Every record shown below is to be output exactly.

━━━━━━━━━━━━━━━━━━━━

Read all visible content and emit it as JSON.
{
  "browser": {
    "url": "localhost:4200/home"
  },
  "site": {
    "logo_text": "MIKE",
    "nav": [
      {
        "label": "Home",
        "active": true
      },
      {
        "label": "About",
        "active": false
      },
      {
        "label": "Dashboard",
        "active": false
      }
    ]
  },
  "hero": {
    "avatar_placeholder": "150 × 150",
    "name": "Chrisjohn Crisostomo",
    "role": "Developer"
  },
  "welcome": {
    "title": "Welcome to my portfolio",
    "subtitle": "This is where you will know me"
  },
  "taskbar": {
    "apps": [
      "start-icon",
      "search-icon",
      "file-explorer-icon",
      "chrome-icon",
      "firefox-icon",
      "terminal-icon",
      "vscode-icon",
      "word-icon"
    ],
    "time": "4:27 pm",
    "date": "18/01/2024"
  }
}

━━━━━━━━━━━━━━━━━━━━

Reply:
Read all visible content and emit it as JSON.
{
  "browser": {
    "url": "localhost:4200/home"
  },
  "site": {
    "logo_text": "MIKE",
    "nav": [
      {
        "label": "Home",
        "active": true
      },
      {
        "label": "About",
        "active": false
      },
      {
        "label": "Dashboard",
        "active": false
      }
    ]
  },
  "hero": {
    "avatar_placeholder": "150 × 150",
    "name": "Chrisjohn Crisostomo",
    "role": "Developer"
  },
  "welcome": {
    "title": "Welcome to my portfolio",
    "subtitle": "This is where you will know me"
  },
  "taskbar": {
    "apps": [
      "start-icon",
      "search-icon",
      "file-explorer-icon",
      "chrome-icon",
      "firefox-icon",
      "terminal-icon",
      "vscode-icon",
      "word-icon"
    ],
    "time": "4:27 pm",
    "date": "18/01/2024"
  }
}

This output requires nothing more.